TRY IT –
Show all lines from the records below in which the string "국내여행" is present.

DATA SHOWN –
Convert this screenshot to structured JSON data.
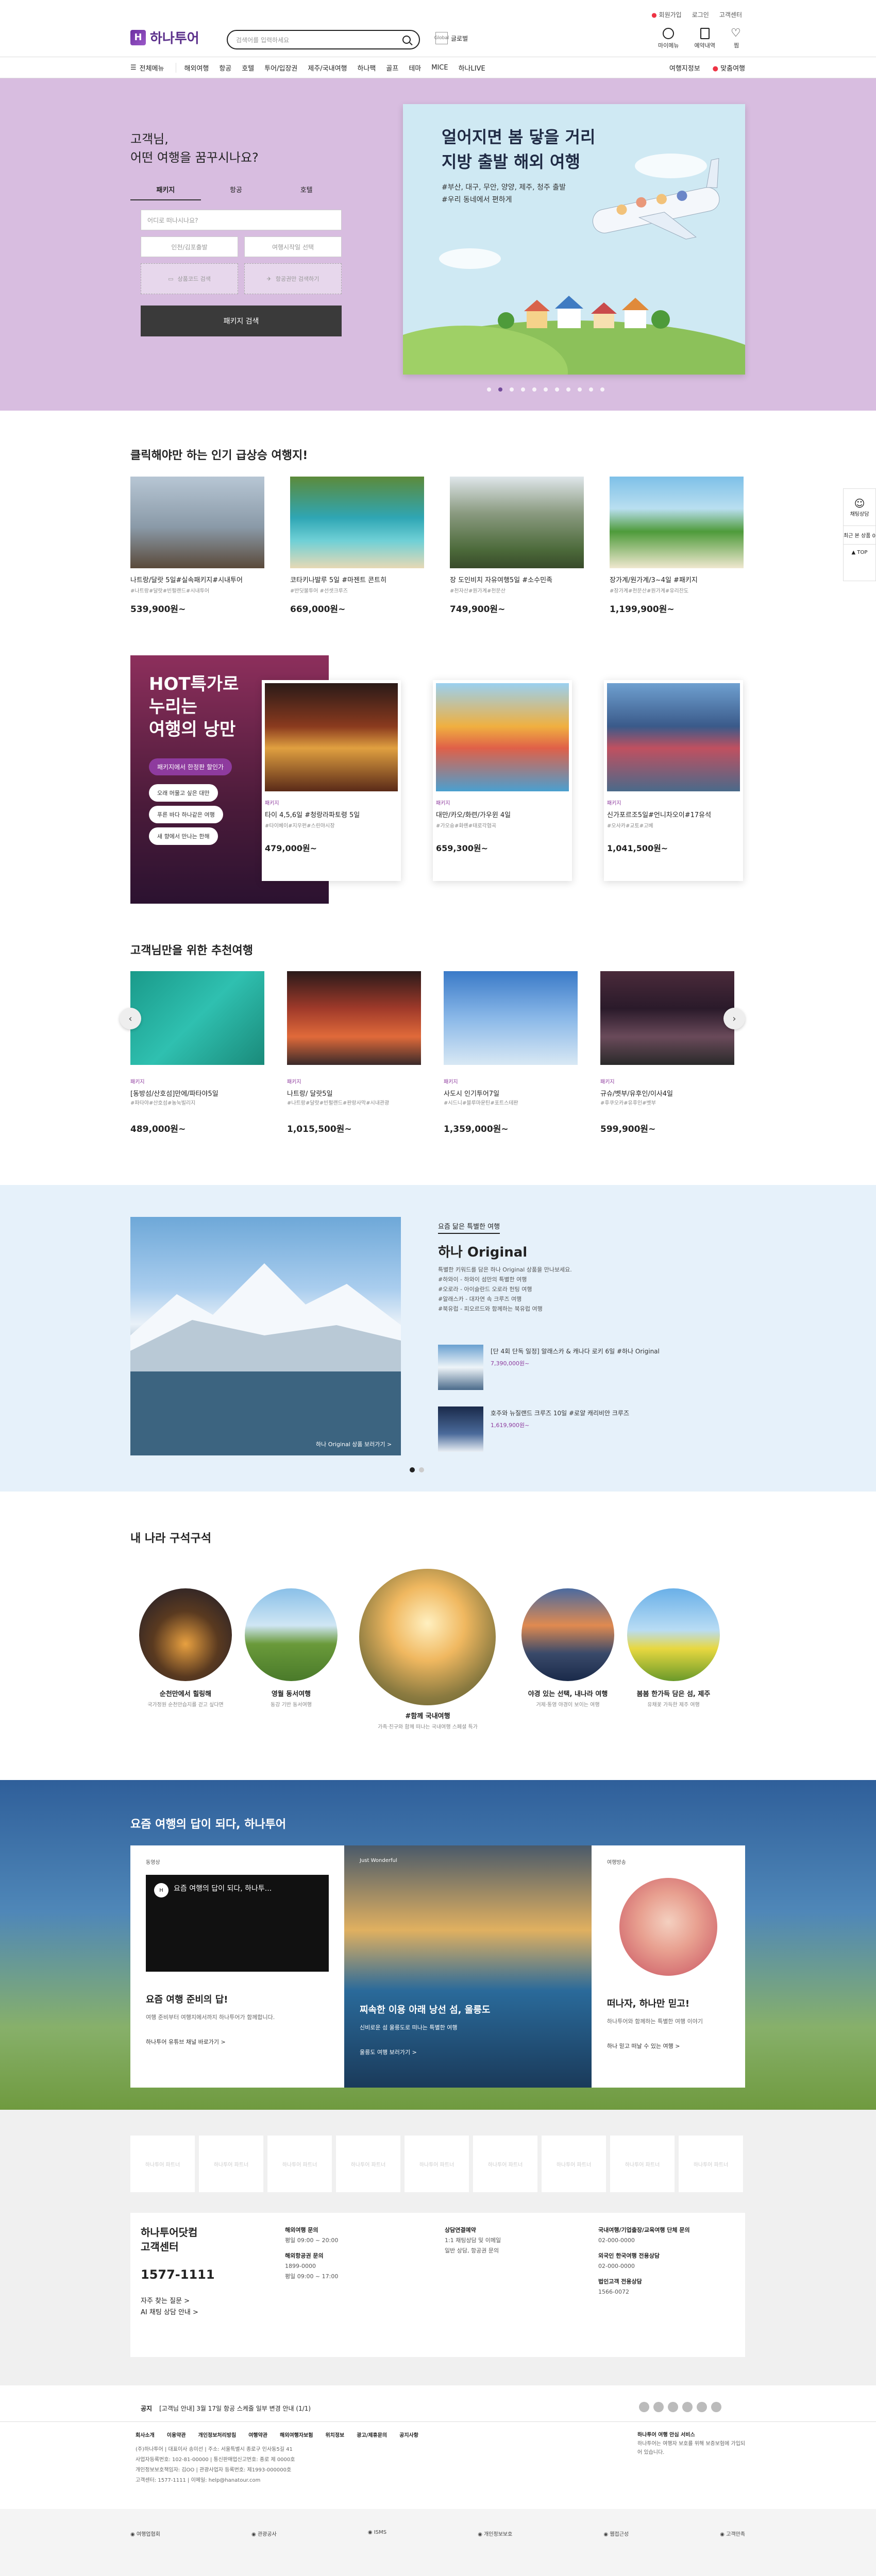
{
  "util": {
    "notice": "회원가입",
    "membership": "로그인",
    "service": "고객센터"
  },
  "header": {
    "logo": "하나투어",
    "search_placeholder": "검색어를 입력하세요",
    "global": "Global",
    "global_label": "글로벌",
    "links": [
      "마이메뉴",
      "예약내역",
      "찜"
    ]
  },
  "gnb": {
    "all": "전체메뉴",
    "items": [
      "해외여행",
      "항공",
      "호텔",
      "투어/입장권",
      "제주/국내여행",
      "하나팩",
      "골프",
      "테마",
      "MICE",
      "하나LIVE"
    ],
    "right": [
      "여행지정보",
      "맞춤여행"
    ]
  },
  "hero": {
    "question1": "고객님,",
    "question2": "어떤 여행을 꿈꾸시나요?",
    "tabs": [
      "패키지",
      "항공",
      "호텔"
    ],
    "dest_placeholder": "어디로 떠나시나요?",
    "depart": "인천/김포출발",
    "date": "여행시작일 선택",
    "filter1": "상품코드 검색",
    "filter2": "항공권만 검색하기",
    "search_btn": "패키지 검색",
    "banner_title1": "얼어지면 봄 닿을 거리",
    "banner_title2": "지방 출발 해외 여행",
    "banner_sub1": "#부산, 대구, 무안, 양양, 제주, 청주 출발",
    "banner_sub2": "#우리 동네에서 편하게"
  },
  "popular": {
    "title": "클릭해야만 하는 인기 급상승 여행지!",
    "items": [
      {
        "name": "나트랑/달랏 5일#실속패키지#시내투어",
        "tags": "#나트랑#달랏#빈펄랜드#시내투어",
        "price": "539,900원~"
      },
      {
        "name": "코타키나발루 5일 #마젠트 콘트히",
        "tags": "#반딧불투어 #선셋크루즈",
        "price": "669,000원~"
      },
      {
        "name": "장 도인비치 자유여행5일 #소수민족",
        "tags": "#천자산#원가계#천문산",
        "price": "749,900원~"
      },
      {
        "name": "장가계/원가계/3~4일 #패키지",
        "tags": "#장가계#천문산#원가계#유리잔도",
        "price": "1,199,900원~"
      }
    ]
  },
  "hot": {
    "title1": "HOT특가로",
    "title2": "누리는",
    "title3": "여행의 낭만",
    "tag": "패키지에서 한정판 할인가",
    "pills": [
      "오래 머물고 싶은 대만",
      "푸른 바다 하나같은 여행",
      "새 향에서 만나는 한해"
    ],
    "cards": [
      {
        "badge": "패키지",
        "name": "타이 4,5,6일 #청랑라파토령 5일",
        "tags": "#타이베이#지우펀#스린야시장",
        "price": "479,000원~"
      },
      {
        "badge": "패키지",
        "name": "대만/카오/화련/가우윈 4일",
        "tags": "#가오슝#화롄#태로각협곡",
        "price": "659,300원~"
      },
      {
        "badge": "패키지",
        "name": "신가포르조5일#언니차오이#17유석",
        "tags": "#오사카#교토#고베",
        "price": "1,041,500원~"
      }
    ]
  },
  "reco": {
    "title": "고객님만을 위한 추천여행",
    "cards": [
      {
        "badge": "패키지",
        "name": "[동방섬/산호섬]만에/파타야5일",
        "tags": "#파타야#산호섬#농눅빌리지",
        "price": "489,000원~"
      },
      {
        "badge": "패키지",
        "name": "나트랑/ 달랏5일",
        "tags": "#나트랑#달랏#빈펄랜드#판랑사막#시내관광",
        "price": "1,015,500원~"
      },
      {
        "badge": "패키지",
        "name": "사도시 인기투어7일",
        "tags": "#시드니#블루마운틴#포트스테판",
        "price": "1,359,000원~"
      },
      {
        "badge": "패키지",
        "name": "규슈/벳부/유후인/이사4일",
        "tags": "#후쿠오카#유후인#벳부",
        "price": "599,900원~"
      }
    ]
  },
  "original": {
    "label": "요즘 닮은 특별한 여행",
    "title": "하나 Original",
    "desc": [
      "특별한 키워드를 담은 하나 Original 상품을 만나보세요.",
      "#하와이 - 하와이 섬만의 특별한 여행",
      "#오로라 - 아이슬란드 오로라 헌팅 여행",
      "#알래스카 - 대자연 속 크루즈 여행",
      "#북유럽 - 피오르드와 함께하는 북유럽 여행"
    ],
    "img_caption": "하나 Original 상품 보러가기 >",
    "items": [
      {
        "text": "[단 4회 단독 일정] 알래스카 & 캐나다 로키 6일 #하나 Original",
        "price": "7,390,000원~"
      },
      {
        "text": "호주와 뉴질랜드 크루즈 10일 #로얄 캐리비안 크루즈",
        "price": "1,619,900원~"
      }
    ]
  },
  "domestic": {
    "title": "내 나라 구석구석",
    "items": [
      {
        "t": "순천만에서 힐링해",
        "s": "국가정원 순천만습지를 걷고 싶다면"
      },
      {
        "t": "영월 동서여행",
        "s": "동강 기반 동서여행"
      },
      {
        "t": "#함께 국내여행",
        "s": "가족·친구와 함께 떠나는 국내여행 스페셜 특가"
      },
      {
        "t": "야경 있는 선택, 내나라 여행",
        "s": "거제·통영 야경이 보이는 여행"
      },
      {
        "t": "봄봄 한가득 담은 섬, 제주",
        "s": "유채꽃 가득한 제주 여행"
      }
    ]
  },
  "story": {
    "title": "요즘 여행의 답이 되다, 하나투어",
    "card1_label": "동영상",
    "card1_video": "요즘 여행의 답이 되다, 하나투...",
    "card1_title": "요즘 여행 준비의 답!",
    "card1_desc": "여행 준비부터 여행지에서까지 하나투어가 함께합니다.",
    "card1_link": "하나투어 유튜브 채널 바로가기 >",
    "card2_label": "Just Wonderful",
    "card2_title": "찌속한 이용 아래 낭선 섬, 울릉도",
    "card2_desc": "신비로운 섬 울릉도로 떠나는 특별한 여행",
    "card2_link": "울릉도 여행 보러가기 >",
    "card3_label": "여행방송",
    "card3_title": "떠나자, 하나만 믿고!",
    "card3_desc": "하나투어와 함께하는 특별한 여행 이야기",
    "card3_link": "하나 믿고 떠날 수 있는 여행 >"
  },
  "partners": [
    "하나투어 파트너",
    "하나투어 파트너",
    "하나투어 파트너",
    "하나투어 파트너",
    "하나투어 파트너",
    "하나투어 파트너",
    "하나투어 파트너",
    "하나투어 파트너",
    "하나투어 파트너"
  ],
  "cs": {
    "title1": "하나투어닷컴",
    "title2": "고객센터",
    "phone": "1577-1111",
    "faq": "자주 찾는 질문 >",
    "chat": "AI 채팅 상담 안내 >",
    "cols": [
      {
        "h": "해외여행 문의",
        "l1": "평일 09:00 ~ 20:00",
        "h2": "해외항공권 문의",
        "l2": "1899-0000",
        "l3": "평일 09:00 ~ 17:00"
      },
      {
        "h": "상담연결예약",
        "l1": "1:1 채팅상담 및 이메일",
        "l2": "일반 상담, 항공권 문의"
      },
      {
        "h": "국내여행/기업출장/교육여행 단체 문의",
        "l1": "02-000-0000",
        "h2": "외국인 한국여행 전용상담",
        "l2": "02-000-0000",
        "h3": "법인고객 전용상담",
        "l3": "1566-0072"
      }
    ]
  },
  "footer": {
    "notice_label": "공지",
    "notice": "[고객님 안내] 3월 17일 항공 스케줄 일부 변경 안내 (1/1)",
    "menu": [
      "회사소개",
      "이용약관",
      "개인정보처리방침",
      "여행약관",
      "해외여행자보험",
      "위치정보",
      "광고/제휴문의",
      "공지사항"
    ],
    "lines": [
      "(주)하나투어 | 대표이사 송미선 | 주소: 서울특별시 종로구 인사동5길 41",
      "사업자등록번호: 102-81-00000 | 통신판매업신고번호: 종로 제 0000호",
      "개인정보보호책임자: 김OO | 관광사업자 등록번호: 제1993-000000호",
      "고객센터: 1577-1111 | 이메일: help@hanatour.com"
    ],
    "right_title": "하나투어 여행 안심 서비스",
    "right_text": "하나투어는 여행자 보호를 위해 보증보험에 가입되어 있습니다.",
    "badges": [
      "여행업협회",
      "관광공사",
      "ISMS",
      "개인정보보호",
      "웹접근성",
      "고객만족"
    ]
  },
  "side": {
    "consult": "채팅상담",
    "recent": "최근 본 상품 0",
    "top": "▲ TOP"
  },
  "colors": {
    "brand": "#5a2e8a",
    "hero_bg": "#d8bde0",
    "accent": "#8e3b9e"
  }
}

RESULT FOR THIS TASK –
      "제주/국내여행",
        "t": "#함께 국내여행",
        "s": "가족·친구와 함께 떠나는 국내여행 스페셜 특가"
        "h": "국내여행/기업출장/교육여행 단체 문의",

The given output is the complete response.